The Greens struggle to attract a big share of the working class vote partly because they project an image which seems alien to many members of that class. The party is divided between flaky centrists with little interest in workers' issues and honourable left-wing social democrats like Keith Locke and Sue Bradford. The party's election campaign showed that the centrist faction is in the driving seat. Punters in places like Manukau East or Dunedin South are more worried about the global economic crisis than global warming, and more interested in the price of food than in organic food. Until the Greens devote real attention and resources to working class issues and electorates they will struggle to expand their vote. Can Labour recover the voters it has lost on the back of discontent with the new government, or has a space opened up which the far left can occupy? Can we disregard the short to medium-term prospects of a party which has been cast into the wilderness after nine years in power? To answer these questions, we should look at recent history across the Tasman. In Australia a couple of years ago, John Howard tried to smash the unions with a set of very repressive laws which were part of his wider campaign to inflict Rogernomics-style policies on the Aussies. The unions and the left mobilised to stop him; even though they couldn't prevent the passage of his laws, they did ensure that union membership rose, rather than declined.
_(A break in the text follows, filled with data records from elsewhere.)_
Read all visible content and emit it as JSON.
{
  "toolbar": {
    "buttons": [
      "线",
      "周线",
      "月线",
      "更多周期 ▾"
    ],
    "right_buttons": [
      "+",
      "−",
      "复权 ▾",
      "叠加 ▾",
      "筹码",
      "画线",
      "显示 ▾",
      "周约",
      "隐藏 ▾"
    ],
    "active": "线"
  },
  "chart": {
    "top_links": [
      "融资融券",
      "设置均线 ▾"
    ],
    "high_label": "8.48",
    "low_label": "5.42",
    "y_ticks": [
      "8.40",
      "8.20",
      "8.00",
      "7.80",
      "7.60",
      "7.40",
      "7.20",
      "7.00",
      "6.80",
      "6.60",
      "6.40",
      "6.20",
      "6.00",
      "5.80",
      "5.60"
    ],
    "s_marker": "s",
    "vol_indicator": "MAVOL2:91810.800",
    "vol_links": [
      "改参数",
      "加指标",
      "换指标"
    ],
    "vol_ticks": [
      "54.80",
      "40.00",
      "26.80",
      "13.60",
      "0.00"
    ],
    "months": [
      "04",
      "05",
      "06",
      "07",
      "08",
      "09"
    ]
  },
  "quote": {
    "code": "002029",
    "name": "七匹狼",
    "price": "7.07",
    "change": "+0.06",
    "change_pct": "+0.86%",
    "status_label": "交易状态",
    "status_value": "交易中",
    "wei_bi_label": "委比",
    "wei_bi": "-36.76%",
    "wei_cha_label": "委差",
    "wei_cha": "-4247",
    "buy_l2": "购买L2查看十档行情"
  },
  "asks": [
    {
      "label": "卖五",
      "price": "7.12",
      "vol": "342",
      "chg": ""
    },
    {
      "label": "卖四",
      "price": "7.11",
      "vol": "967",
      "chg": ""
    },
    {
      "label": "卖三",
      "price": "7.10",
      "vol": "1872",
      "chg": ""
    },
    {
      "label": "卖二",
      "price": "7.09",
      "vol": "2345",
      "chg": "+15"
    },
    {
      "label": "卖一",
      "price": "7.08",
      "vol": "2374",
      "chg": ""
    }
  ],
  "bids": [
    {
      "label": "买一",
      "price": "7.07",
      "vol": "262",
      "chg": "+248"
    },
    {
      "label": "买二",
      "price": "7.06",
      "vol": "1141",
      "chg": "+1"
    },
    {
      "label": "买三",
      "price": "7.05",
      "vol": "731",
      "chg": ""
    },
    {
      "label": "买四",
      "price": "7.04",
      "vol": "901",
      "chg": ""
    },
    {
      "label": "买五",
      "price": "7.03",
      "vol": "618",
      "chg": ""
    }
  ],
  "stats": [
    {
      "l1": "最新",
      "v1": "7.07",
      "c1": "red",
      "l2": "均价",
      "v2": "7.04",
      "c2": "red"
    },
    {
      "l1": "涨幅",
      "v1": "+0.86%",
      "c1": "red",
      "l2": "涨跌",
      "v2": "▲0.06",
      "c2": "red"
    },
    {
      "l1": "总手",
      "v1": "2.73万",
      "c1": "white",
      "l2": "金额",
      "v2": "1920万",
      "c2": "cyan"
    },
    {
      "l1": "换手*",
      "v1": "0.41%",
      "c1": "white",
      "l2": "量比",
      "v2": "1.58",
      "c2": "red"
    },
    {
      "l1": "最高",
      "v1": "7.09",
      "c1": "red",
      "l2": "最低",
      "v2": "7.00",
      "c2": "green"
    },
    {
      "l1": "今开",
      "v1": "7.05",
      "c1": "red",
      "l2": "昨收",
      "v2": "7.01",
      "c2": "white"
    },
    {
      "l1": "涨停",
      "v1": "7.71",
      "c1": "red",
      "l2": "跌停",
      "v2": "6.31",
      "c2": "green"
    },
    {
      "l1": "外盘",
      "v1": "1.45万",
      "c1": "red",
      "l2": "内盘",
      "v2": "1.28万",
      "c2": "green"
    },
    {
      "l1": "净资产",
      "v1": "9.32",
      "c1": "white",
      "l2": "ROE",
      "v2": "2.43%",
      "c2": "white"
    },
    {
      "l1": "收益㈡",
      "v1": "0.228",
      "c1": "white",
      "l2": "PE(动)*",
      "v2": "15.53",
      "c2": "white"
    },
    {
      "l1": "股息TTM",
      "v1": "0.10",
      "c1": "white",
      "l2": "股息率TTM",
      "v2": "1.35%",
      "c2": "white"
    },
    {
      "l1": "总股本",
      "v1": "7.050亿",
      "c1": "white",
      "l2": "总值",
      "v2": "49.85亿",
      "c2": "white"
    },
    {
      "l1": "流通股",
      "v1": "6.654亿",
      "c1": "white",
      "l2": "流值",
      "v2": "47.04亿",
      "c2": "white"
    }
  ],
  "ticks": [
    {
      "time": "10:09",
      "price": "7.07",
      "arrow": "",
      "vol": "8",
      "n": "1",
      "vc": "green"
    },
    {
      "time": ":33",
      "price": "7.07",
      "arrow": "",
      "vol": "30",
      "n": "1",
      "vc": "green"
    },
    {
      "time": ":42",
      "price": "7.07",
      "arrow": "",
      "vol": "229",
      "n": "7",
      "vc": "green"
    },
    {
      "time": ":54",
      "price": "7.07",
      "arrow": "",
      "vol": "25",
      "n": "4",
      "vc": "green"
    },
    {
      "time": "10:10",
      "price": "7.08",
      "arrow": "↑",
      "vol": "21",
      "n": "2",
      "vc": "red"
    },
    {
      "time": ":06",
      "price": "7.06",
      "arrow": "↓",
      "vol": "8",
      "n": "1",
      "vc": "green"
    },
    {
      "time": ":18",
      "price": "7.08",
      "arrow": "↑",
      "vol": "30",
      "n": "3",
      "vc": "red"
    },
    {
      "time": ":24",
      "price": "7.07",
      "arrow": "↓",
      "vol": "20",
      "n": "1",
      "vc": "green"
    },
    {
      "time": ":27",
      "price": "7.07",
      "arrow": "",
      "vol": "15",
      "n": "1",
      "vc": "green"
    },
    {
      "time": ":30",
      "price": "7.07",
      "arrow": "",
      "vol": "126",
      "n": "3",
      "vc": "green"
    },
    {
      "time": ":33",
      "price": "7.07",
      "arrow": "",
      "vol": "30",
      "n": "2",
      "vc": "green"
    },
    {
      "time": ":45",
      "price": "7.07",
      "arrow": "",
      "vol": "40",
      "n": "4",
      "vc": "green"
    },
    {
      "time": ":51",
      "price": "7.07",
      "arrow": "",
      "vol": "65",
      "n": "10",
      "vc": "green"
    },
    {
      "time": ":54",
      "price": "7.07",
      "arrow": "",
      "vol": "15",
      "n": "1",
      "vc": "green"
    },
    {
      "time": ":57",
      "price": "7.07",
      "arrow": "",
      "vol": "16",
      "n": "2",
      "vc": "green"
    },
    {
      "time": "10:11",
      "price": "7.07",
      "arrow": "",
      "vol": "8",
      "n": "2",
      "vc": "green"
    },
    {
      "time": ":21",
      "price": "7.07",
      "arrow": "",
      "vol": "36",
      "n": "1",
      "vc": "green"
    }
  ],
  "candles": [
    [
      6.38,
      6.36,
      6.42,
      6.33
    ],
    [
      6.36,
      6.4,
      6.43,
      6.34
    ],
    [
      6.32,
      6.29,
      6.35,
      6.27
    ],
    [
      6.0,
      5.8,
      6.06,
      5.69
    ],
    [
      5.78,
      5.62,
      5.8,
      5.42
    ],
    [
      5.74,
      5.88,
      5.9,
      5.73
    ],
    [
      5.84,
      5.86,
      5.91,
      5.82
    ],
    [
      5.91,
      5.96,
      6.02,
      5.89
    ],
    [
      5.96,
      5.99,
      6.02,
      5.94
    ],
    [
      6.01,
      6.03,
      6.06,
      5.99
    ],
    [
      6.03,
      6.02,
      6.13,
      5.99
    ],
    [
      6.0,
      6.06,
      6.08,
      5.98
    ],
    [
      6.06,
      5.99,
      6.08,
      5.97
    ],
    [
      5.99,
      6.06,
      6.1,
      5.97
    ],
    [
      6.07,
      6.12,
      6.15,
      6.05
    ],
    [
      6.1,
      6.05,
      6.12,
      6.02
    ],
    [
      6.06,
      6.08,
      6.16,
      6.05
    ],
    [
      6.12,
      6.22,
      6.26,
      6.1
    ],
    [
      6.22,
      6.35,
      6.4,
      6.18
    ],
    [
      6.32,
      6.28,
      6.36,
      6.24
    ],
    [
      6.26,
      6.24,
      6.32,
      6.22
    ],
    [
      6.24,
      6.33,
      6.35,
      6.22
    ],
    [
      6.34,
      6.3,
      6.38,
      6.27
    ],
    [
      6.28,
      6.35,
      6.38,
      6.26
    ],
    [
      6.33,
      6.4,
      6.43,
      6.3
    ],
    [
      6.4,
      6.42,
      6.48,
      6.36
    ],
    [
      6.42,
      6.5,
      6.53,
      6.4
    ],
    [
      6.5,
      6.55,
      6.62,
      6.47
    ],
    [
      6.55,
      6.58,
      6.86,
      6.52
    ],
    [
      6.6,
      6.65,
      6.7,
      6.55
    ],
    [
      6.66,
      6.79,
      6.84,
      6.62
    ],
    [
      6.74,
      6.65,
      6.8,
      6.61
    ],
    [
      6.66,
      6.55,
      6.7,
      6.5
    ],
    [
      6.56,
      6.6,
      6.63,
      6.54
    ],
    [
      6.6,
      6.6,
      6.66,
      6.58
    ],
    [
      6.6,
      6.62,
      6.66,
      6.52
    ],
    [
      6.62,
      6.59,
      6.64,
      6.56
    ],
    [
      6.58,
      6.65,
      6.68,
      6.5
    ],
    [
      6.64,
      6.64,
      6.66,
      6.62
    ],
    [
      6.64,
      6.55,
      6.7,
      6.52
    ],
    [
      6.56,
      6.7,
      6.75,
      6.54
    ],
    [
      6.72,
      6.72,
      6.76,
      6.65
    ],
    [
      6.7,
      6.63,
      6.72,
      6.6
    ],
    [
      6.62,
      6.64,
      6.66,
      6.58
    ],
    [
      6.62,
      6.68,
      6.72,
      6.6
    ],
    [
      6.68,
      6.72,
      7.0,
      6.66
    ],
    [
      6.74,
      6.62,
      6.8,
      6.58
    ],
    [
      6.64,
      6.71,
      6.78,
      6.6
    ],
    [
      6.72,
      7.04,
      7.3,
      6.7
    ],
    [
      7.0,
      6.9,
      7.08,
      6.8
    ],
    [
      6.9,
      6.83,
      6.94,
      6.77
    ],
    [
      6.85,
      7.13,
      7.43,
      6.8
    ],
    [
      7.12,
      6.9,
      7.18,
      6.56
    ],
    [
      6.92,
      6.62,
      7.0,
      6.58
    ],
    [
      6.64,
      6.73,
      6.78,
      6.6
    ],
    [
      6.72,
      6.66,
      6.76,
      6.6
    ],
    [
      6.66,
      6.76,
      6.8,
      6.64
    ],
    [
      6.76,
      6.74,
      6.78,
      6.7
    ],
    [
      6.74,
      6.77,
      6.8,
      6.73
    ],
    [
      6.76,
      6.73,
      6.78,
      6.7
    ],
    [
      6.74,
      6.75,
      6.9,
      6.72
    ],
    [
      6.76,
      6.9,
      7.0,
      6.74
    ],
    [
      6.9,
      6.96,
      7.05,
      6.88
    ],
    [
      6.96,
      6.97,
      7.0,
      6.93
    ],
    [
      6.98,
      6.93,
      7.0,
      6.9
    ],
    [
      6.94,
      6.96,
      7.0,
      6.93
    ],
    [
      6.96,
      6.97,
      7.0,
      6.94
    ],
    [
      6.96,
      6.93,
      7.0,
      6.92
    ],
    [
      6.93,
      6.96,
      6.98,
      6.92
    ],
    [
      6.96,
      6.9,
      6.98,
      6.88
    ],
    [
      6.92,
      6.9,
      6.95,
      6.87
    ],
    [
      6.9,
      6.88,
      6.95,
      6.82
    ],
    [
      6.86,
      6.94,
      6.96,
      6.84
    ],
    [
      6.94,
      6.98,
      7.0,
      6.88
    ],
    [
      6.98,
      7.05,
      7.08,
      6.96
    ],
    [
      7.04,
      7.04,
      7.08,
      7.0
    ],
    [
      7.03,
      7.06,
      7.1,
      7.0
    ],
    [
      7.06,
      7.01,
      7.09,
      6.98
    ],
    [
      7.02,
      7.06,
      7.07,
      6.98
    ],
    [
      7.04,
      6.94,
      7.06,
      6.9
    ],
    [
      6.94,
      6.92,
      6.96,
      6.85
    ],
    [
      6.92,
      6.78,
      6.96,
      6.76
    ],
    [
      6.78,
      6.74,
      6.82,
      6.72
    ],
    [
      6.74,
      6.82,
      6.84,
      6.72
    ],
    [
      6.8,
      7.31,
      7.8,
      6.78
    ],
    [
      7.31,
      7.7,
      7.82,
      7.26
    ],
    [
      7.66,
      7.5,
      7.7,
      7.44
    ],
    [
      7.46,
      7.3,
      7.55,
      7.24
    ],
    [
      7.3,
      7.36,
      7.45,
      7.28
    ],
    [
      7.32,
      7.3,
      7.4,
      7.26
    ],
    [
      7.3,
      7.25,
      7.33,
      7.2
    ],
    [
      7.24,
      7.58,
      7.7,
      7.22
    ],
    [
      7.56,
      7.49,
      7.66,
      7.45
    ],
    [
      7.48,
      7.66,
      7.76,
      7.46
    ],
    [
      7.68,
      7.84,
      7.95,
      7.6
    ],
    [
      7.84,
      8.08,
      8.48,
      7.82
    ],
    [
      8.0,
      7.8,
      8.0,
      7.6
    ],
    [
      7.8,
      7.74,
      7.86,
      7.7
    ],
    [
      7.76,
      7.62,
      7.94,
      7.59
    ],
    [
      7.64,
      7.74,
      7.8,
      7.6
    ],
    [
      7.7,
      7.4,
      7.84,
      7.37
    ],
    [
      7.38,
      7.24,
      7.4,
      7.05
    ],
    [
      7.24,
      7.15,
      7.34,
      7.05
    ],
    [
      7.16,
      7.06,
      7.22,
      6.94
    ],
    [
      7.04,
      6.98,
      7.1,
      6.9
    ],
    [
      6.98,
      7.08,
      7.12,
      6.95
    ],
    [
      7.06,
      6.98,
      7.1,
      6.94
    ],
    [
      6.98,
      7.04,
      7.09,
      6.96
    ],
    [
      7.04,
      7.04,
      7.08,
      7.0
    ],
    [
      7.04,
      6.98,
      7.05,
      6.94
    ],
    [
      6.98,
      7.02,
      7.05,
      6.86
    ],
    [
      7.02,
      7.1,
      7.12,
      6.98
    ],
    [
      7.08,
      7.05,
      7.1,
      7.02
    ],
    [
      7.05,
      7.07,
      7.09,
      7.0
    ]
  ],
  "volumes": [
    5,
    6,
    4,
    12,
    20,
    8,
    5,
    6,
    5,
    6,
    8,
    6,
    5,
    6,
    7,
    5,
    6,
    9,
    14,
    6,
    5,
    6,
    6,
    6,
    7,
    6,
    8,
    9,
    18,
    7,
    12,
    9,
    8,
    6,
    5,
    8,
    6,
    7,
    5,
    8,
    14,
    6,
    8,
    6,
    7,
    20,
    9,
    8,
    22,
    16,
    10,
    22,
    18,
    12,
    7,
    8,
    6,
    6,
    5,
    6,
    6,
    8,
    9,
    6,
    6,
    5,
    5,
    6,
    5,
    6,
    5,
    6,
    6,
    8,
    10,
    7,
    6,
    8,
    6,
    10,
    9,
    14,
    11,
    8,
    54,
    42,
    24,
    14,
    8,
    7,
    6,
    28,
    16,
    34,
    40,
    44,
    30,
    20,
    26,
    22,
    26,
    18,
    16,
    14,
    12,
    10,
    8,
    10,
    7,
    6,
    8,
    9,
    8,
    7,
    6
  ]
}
At the same time, the Aussie Labor Party grew considerably, as workers who saw it as their historic party flocked to its ranks. Thanks to this wave of new activists, Labour won a series of electoral victories, culminating in the defeat of Howard. While this process was unfolding, the Democratic Socialist Party (DSP), the largest far left group in Aussie, was insisting that the Labor Party had ceased to have significant working class support and suggesting that the way was open for a new mass workers' party. While Labor stormed back into power with massive workers support the DSP ended up imploding. We should hope that members of RAM, who have lately been saying that Labour is finished and their outfit is becoming a new mass party, will learn a lesson from the fate of the DSP.
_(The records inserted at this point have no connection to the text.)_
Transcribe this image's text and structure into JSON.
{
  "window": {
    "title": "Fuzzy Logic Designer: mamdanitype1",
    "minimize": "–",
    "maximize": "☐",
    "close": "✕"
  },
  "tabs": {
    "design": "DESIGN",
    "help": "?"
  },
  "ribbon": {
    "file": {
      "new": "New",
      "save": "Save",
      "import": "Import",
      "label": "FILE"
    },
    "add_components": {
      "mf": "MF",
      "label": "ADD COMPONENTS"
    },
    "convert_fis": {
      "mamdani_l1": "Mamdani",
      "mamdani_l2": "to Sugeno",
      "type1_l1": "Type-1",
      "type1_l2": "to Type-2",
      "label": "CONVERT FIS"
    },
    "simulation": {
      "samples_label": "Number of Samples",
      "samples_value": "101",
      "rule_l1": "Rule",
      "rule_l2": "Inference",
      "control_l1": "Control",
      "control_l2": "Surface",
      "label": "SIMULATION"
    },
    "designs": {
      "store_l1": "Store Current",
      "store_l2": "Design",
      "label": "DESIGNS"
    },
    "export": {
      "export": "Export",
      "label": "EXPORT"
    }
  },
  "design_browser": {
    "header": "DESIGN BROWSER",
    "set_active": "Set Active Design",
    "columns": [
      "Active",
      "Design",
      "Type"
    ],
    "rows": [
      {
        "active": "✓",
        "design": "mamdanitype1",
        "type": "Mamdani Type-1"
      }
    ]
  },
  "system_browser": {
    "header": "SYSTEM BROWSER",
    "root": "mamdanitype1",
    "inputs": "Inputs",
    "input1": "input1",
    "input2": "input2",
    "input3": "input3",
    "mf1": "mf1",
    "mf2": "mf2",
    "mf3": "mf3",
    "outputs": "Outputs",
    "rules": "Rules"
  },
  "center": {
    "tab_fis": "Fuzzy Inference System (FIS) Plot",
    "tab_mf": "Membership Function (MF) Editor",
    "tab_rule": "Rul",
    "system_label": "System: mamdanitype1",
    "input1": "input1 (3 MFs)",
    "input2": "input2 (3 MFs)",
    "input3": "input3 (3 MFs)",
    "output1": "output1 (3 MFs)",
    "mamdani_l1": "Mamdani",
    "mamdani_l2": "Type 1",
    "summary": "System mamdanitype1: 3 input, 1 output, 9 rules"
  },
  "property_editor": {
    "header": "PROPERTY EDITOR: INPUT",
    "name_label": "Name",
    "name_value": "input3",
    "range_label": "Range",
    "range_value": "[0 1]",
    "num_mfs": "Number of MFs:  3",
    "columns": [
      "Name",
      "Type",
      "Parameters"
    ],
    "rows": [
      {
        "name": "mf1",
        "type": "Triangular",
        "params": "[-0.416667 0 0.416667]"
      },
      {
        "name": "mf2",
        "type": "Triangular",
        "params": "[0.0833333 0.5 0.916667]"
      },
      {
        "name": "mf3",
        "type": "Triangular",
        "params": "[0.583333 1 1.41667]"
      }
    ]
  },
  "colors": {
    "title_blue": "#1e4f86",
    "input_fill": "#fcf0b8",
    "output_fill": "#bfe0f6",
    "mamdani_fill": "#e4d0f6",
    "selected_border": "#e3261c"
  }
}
Ironically, Labour would be in much greater danger if it had won the recent election and had to deal with an economic tsunami. Clark and Cullen probably would have felt it necessary to cut social spending and hold down wages and this would have angered parts of their union base. A small space might even have opened for groups to the left of Labour and the Greens. In opposition, though, Labour can move to the left and criticise National and Act, freed of the responsibility of having to run the economy. If the Maori Party is foolish enough to get in to bed with National then Labour will probably win the Maori vote back, too, as Pita and co relive the experiences of New Zealand First's Maori 'tight five' in 1996-98.
No one can predict the future with anything resembling certainty, but I wouldn't be surprised if workers move back to Labour as they wake up to the nature of the new National government. The far left needs to acknowledge the continued hold of Labour over much of the working class, instead of trying to wish this reality away, or dismissing every supporter of the party as some sort of class enemy.
I'm a regular protester at the Labour Party's conferences, and at the 2007 bash I heard a Workers Party member shouting 'If there were any decent people in Labour they left long ago'. A Labour Party trade unionist shouted back that anyone who didn't support Labour was some sort of traitor. There is a sensible position somewhere between those two sectarian extremes.